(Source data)

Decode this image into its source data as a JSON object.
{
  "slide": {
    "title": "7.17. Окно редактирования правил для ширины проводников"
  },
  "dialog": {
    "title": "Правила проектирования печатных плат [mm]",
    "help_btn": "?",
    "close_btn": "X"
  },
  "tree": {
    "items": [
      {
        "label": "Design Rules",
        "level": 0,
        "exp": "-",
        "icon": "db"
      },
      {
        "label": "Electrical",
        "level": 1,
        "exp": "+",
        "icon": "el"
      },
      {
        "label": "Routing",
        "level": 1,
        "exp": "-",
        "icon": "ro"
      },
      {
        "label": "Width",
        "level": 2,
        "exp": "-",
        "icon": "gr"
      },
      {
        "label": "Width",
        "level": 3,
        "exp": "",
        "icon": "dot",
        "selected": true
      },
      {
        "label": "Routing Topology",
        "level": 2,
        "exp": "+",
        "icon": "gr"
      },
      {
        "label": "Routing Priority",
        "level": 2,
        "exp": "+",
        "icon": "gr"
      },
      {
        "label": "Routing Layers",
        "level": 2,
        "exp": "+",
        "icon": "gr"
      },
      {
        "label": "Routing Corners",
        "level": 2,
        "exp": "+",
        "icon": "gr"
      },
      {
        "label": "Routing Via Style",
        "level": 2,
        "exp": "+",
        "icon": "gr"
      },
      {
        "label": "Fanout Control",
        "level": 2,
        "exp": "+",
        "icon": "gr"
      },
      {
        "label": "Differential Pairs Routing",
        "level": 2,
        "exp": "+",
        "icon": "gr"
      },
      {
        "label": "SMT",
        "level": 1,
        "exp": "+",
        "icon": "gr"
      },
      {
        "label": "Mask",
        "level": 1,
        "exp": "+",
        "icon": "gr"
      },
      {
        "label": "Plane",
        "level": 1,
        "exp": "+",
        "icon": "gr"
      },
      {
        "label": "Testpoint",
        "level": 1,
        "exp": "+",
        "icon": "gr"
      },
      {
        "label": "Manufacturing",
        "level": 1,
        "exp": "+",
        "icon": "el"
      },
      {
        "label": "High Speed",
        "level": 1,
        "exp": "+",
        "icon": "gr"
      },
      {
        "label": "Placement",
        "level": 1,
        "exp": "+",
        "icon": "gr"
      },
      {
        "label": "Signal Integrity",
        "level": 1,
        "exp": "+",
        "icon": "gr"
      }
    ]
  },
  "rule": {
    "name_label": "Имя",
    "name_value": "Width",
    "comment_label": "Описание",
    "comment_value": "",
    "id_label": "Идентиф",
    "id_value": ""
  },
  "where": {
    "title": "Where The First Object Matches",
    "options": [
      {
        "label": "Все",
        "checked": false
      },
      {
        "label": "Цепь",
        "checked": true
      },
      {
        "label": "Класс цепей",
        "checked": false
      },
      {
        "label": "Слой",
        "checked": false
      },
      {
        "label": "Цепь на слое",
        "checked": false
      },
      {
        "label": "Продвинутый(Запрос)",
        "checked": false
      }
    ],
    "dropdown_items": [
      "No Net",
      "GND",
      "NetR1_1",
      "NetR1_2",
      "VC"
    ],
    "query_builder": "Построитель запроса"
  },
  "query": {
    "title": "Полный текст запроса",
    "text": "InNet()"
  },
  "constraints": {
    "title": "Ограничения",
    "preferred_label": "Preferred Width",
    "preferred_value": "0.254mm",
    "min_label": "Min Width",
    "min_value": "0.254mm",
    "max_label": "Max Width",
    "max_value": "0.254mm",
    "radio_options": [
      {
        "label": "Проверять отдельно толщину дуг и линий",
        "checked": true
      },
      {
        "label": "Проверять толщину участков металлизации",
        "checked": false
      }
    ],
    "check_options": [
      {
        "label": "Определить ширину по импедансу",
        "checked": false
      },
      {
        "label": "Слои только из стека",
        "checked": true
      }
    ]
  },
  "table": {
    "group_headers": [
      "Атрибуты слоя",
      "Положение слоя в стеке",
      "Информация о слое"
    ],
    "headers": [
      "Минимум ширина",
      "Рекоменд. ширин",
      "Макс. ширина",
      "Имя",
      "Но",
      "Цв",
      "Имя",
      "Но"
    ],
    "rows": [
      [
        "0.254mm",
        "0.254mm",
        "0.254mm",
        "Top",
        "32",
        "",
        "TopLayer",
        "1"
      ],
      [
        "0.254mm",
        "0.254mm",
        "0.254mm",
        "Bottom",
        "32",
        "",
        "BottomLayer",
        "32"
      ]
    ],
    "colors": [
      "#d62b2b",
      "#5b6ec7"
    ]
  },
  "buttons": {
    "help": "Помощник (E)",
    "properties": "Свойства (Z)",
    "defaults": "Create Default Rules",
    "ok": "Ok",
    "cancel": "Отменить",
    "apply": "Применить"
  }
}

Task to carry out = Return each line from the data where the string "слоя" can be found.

Answer space =
      "Атрибуты слоя",
      "Положение слоя в стеке",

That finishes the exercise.